Not seen in figure 1 is the Delaware River, which east of figure 1 flows in a south direction before turning to flow in a southwest direction south of figure 1. The deep Delaware River valley eroded headward into this high-level surface along what was probably a major southwest oriented flood flow channel to create its present day southwest oriented valley and then turned to erode headward across the southwest oriented flood flow channels to create its present day south oriented valley. As the southwest oriented Delaware River valley eroded headward south oriented tributary valleys eroded headward from the newly eroded Delaware River valley to capture southwest oriented flood flow moving north and west of the Delaware River valley.
Also not seen in figure 1 is east, southeast, and south oriented Neshaminy Creek, which flows south and west of figure 1 and eventually reaches the southwest oriented Delaware River. The Neshaminy Creek valley eroded headward from the actively eroding Delaware River valley to capture southwest oriented flood flow moving north and west of the newly eroded Delaware River valley and to divert that captured floodwater to the much deeper Delaware River valley. Prior to headward erosion of the Neshaminy Creek valley floodwaters moving across the high-level surface that existed in the figure 1 map area were flowing to south oriented Schuylkill River tributary valleys (e.g. Wissahickon Creek). At that time floodwaters may have begun to cut shallow channels between the present day streamlined ridges seen in figure 1 although the real change occurred as the deep Neshaminy Creek valley and its tributary valleys eroded headward into the region.

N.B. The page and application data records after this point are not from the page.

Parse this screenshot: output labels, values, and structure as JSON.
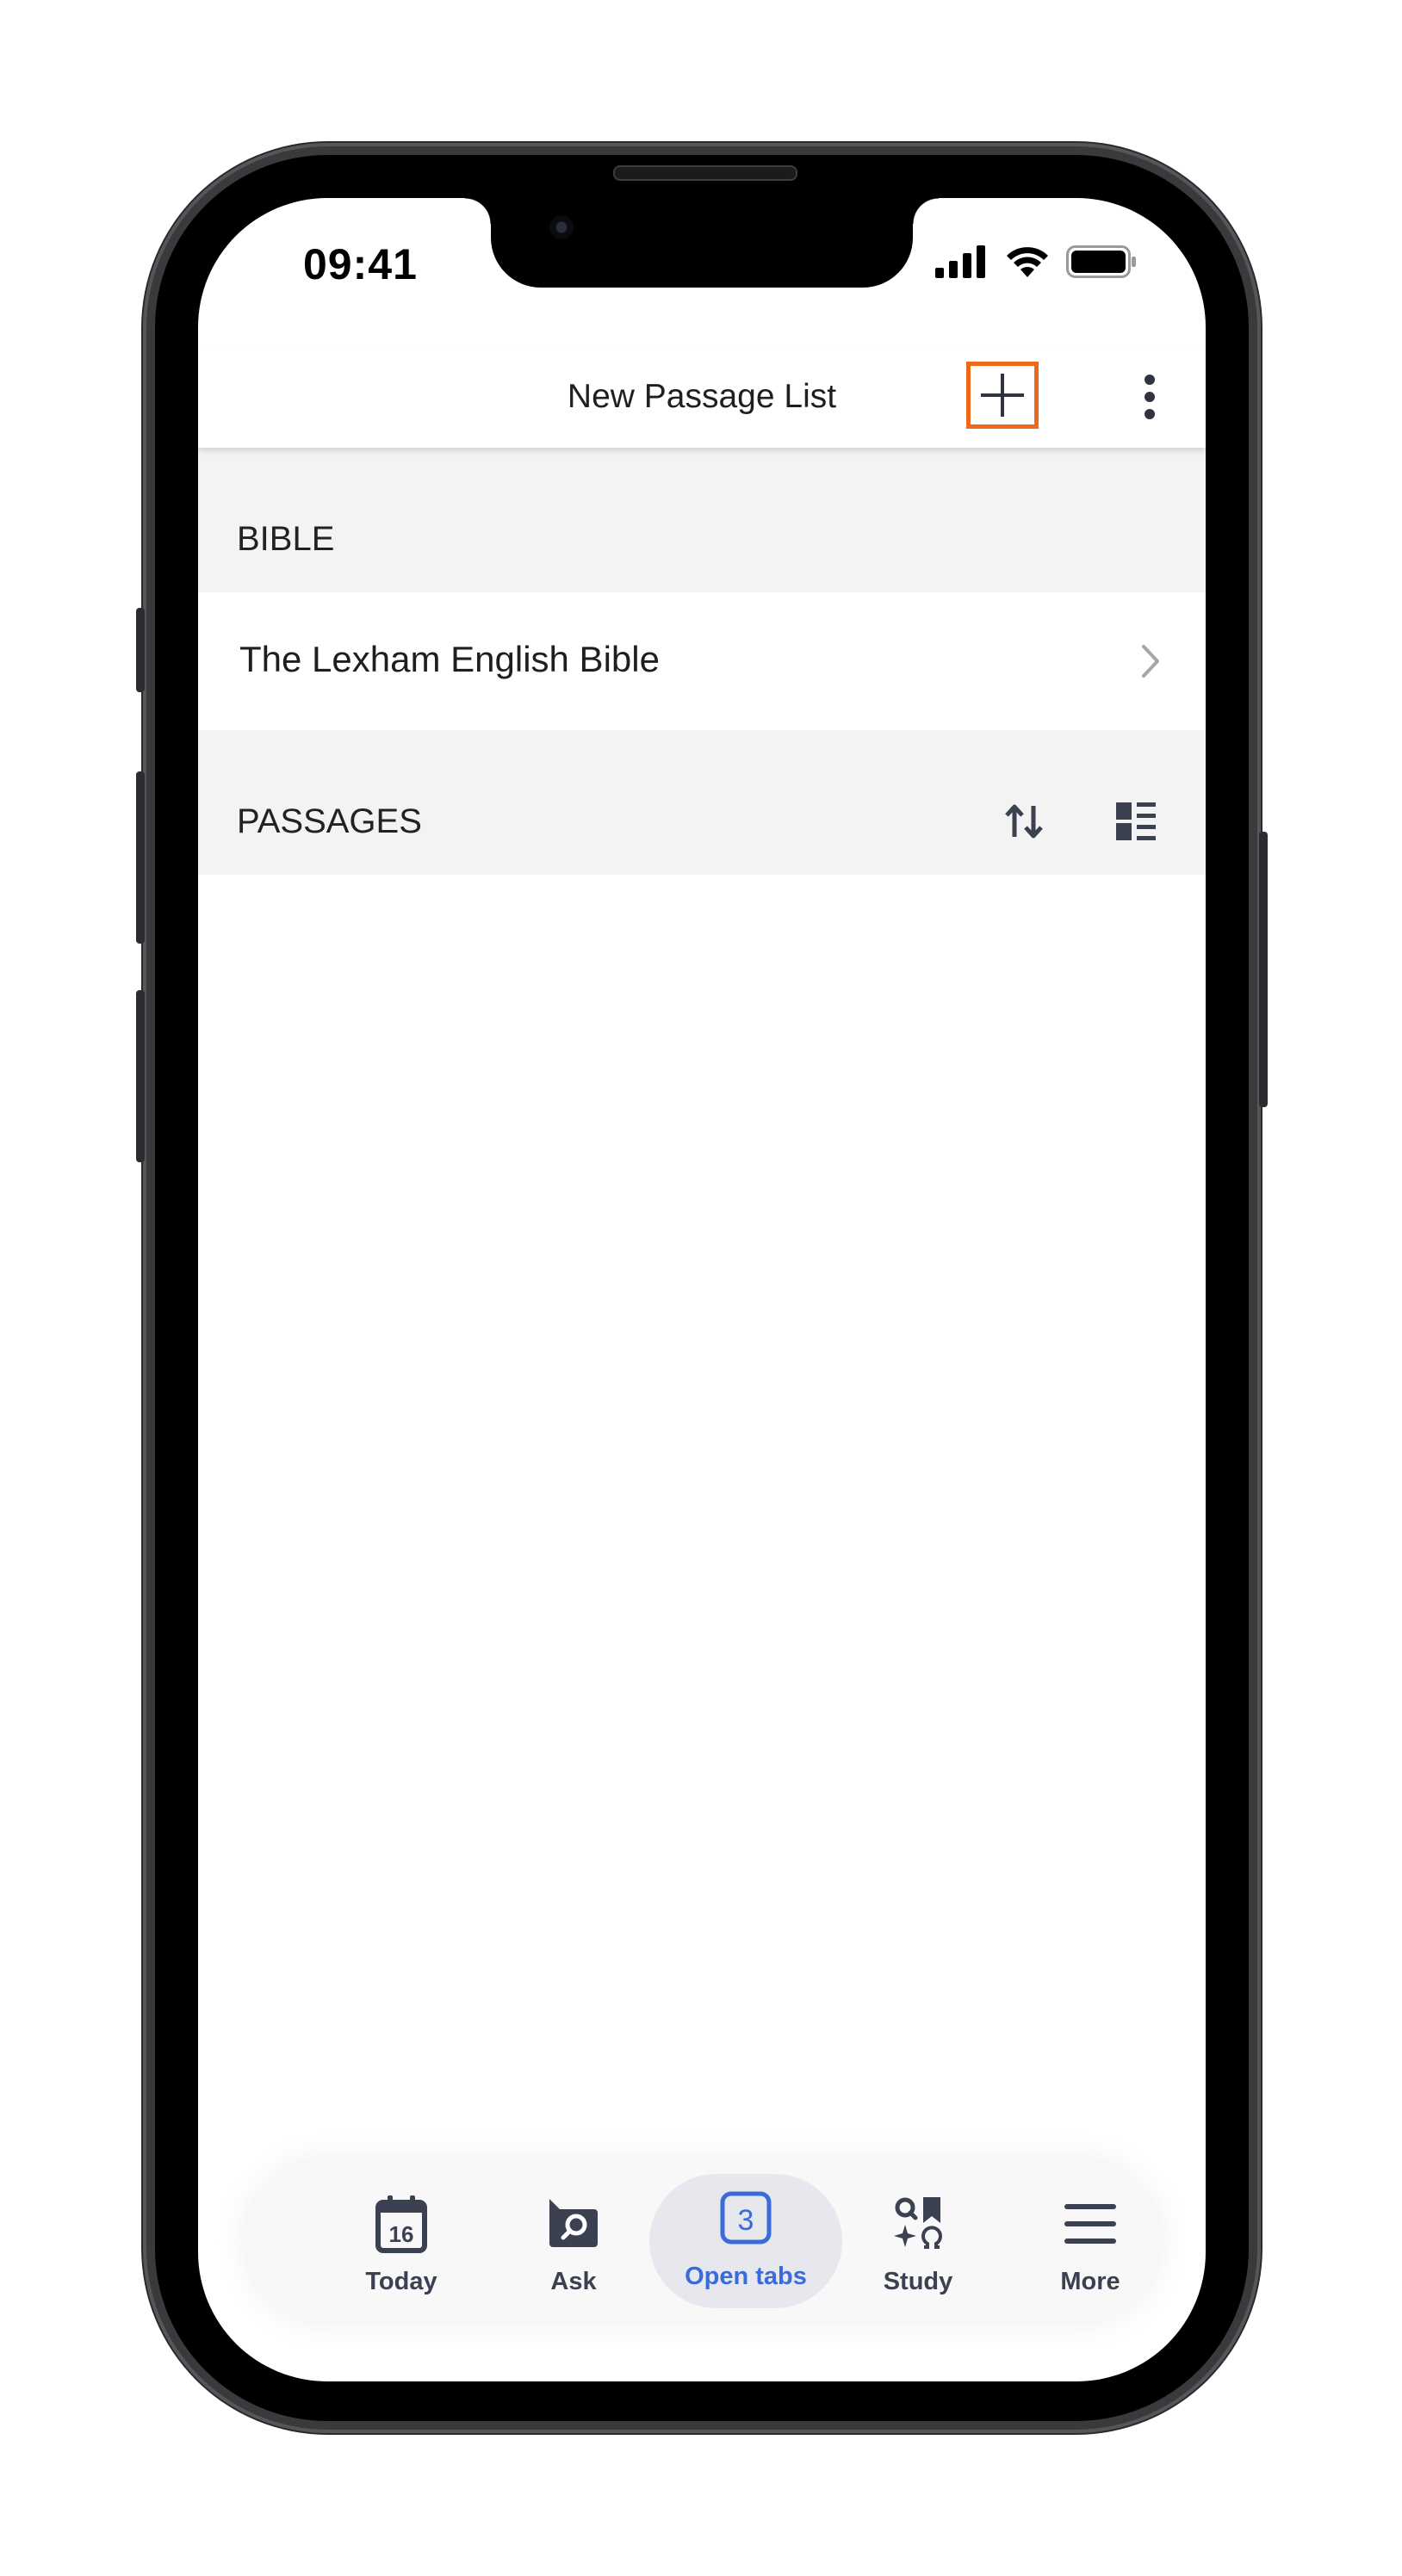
{
  "status_bar": {
    "time": "09:41"
  },
  "nav": {
    "title": "New Passage List"
  },
  "sections": {
    "bible": {
      "header": "BIBLE",
      "row_label": "The Lexham English Bible"
    },
    "passages": {
      "header": "PASSAGES"
    }
  },
  "tabbar": {
    "tabs": [
      {
        "label": "Today",
        "icon": "calendar-icon",
        "badge": "16"
      },
      {
        "label": "Ask",
        "icon": "ask-search-bubble-icon"
      },
      {
        "label": "Open tabs",
        "icon": "tabs-count-icon",
        "badge": "3",
        "active": true
      },
      {
        "label": "Study",
        "icon": "study-icon"
      },
      {
        "label": "More",
        "icon": "hamburger-menu-icon"
      }
    ]
  },
  "colors": {
    "highlight": "#ee6a1b",
    "active_tab": "#3a6bd9",
    "section_bg": "#f3f3f3",
    "icon": "#3b4150"
  }
}
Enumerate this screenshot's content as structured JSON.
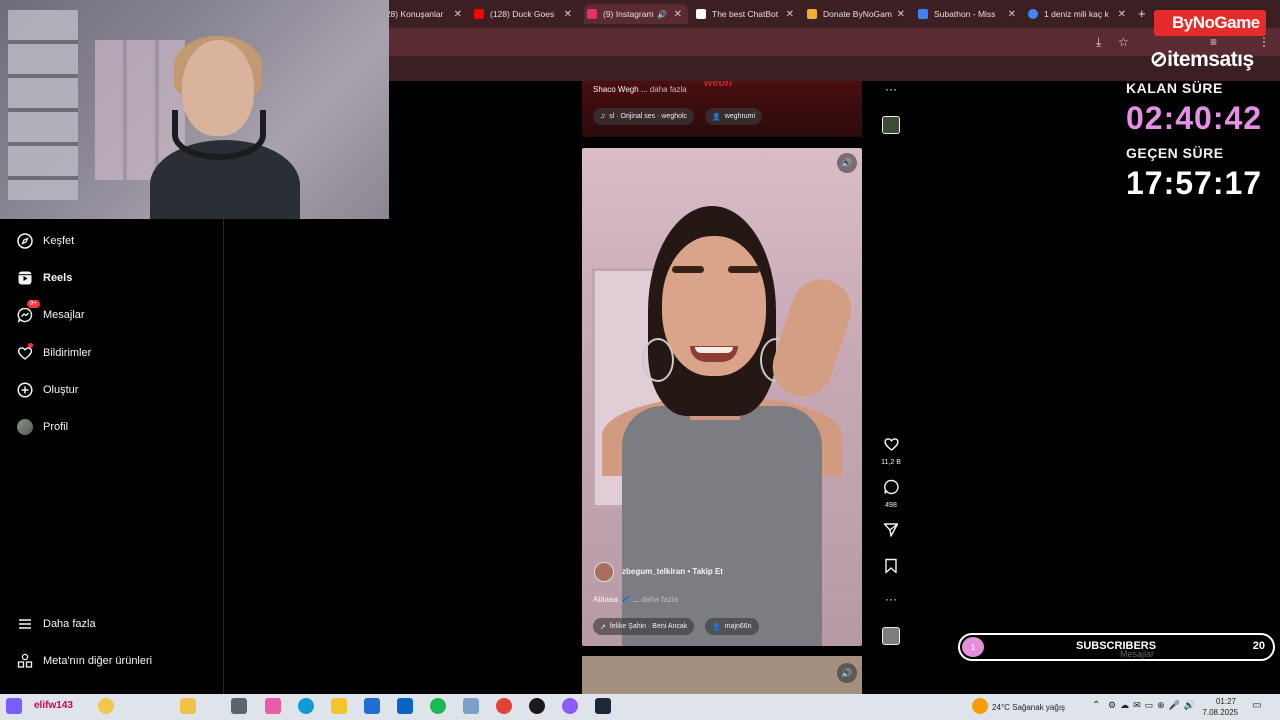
{
  "browser": {
    "tabs": [
      {
        "label": "(28) Konuşanlar",
        "color": "#5b8def"
      },
      {
        "label": "(128) Duck Goes",
        "color": "#ff0000"
      },
      {
        "label": "(9) Instagram",
        "color": "#e1306c"
      },
      {
        "label": "The best ChatBot",
        "color": "#ffffff"
      },
      {
        "label": "Donate ByNoGam",
        "color": "#f0b030"
      },
      {
        "label": "Subathon - Miss",
        "color": "#3b82f6"
      },
      {
        "label": "1 deniz mili kaç k",
        "color": "#4285f4"
      }
    ],
    "new_tab": "+"
  },
  "sidebar": {
    "items": [
      {
        "label": "Keşfet",
        "icon": "compass-icon"
      },
      {
        "label": "Reels",
        "icon": "reels-icon"
      },
      {
        "label": "Mesajlar",
        "icon": "messenger-icon",
        "badge": "9+"
      },
      {
        "label": "Bildirimler",
        "icon": "heart-icon"
      },
      {
        "label": "Oluştur",
        "icon": "plus-square-icon"
      },
      {
        "label": "Profil",
        "icon": "avatar"
      }
    ],
    "bottom": [
      {
        "label": "Daha fazla",
        "icon": "menu-icon"
      },
      {
        "label": "Meta'nın diğer ürünleri",
        "icon": "meta-apps-icon"
      }
    ]
  },
  "reels": {
    "prev": {
      "overlay_text": "weon",
      "caption": "Shaco Wegh ...",
      "more": "daha fazla",
      "audio": "sl · Orijinal ses · wegholc",
      "tag": "weghrumi"
    },
    "current": {
      "author": "zbegum_telkiran",
      "separator": "•",
      "follow": "Takip Et",
      "caption": "Ablaaa 🖊️ ...",
      "more": "daha fazla",
      "audio": "felike Şahin · Beni Ancak",
      "tag": "majn66n",
      "likes": "11,2 B",
      "comments": "498"
    }
  },
  "overlay": {
    "sponsor": "ByNoGame",
    "sponsor2": "itemsatış",
    "remaining_label": "KALAN SÜRE",
    "remaining_value": "02:40:42",
    "remaining_color": "#e58fe6",
    "elapsed_label": "GEÇEN SÜRE",
    "elapsed_value": "17:57:17",
    "elapsed_color": "#ffffff",
    "sub_goal_label": "SUBSCRIBERS",
    "sub_goal_current": "1",
    "sub_goal_target": "20",
    "sub_goal_ghost": "Mesajlar"
  },
  "taskbar": {
    "user_tag": "elifw143",
    "weather": "24°C",
    "weather_desc": "Sağanak yağış",
    "time": "01:27",
    "date": "7.08.2025"
  }
}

Imagine now the deep Neshaminy Creek valley being eroded headward across the southwest oriented flood flow in the region just south and west of figure 1. The southwest oriented flood flow then began to erode deep valleys headward between and in some cases across the erosion resistant ridges. But as those deep southwest oriented channels were being eroded headward in a northeast direction the deep Mill Creek valley eroded headward from the newly eroded southeast oriented Neshaminy Creek valley and began to capture the southwest oriented flood flow in the figure 1 map area and diverted the water more directly to the deep Neshaminy Creek valley.
In other words headward erosion of the deep Mill Creek valley beheaded southwest oriented flood flow routes to the actively eroding Neshaminy Creek valley (which was by that time capturing floodwaters moving north and west of the actively eroding Mill Creek valley head). At location 5 the deep Mill Creek valley captured a southwest oriented flood flow channel on the southwest oriented Lahaska Creek alignment. Floodwaters on the northeast end of the beheaded flood flow channel reversed flow direction to create the northeast oriented Watson Creek segment (between locations 4 and), which then captured floodwaters moving north and west of the Mill Creek valley head and the captured floodwaters enabled the deep Watson Creek valley to erode headward first along the beheaded flood flow route and then in a north direction across southwest oriented flood flow channels being carved between the erosion resistant ridges.
Headward erosion of the deep Mill Creek valley (east of Buckingham in figure 1) eventually captured the southwest oriented flood flow moving to the actively eroding Watson Creek drainage basin. Headward erosion of the deep south oriented Delaware River valley east of figure 1 ended all southwest oriented flood flow across the figure 1 map region and the Watson Creek drainage basin and Mill Creek drainage basin have not been significant altered since that time.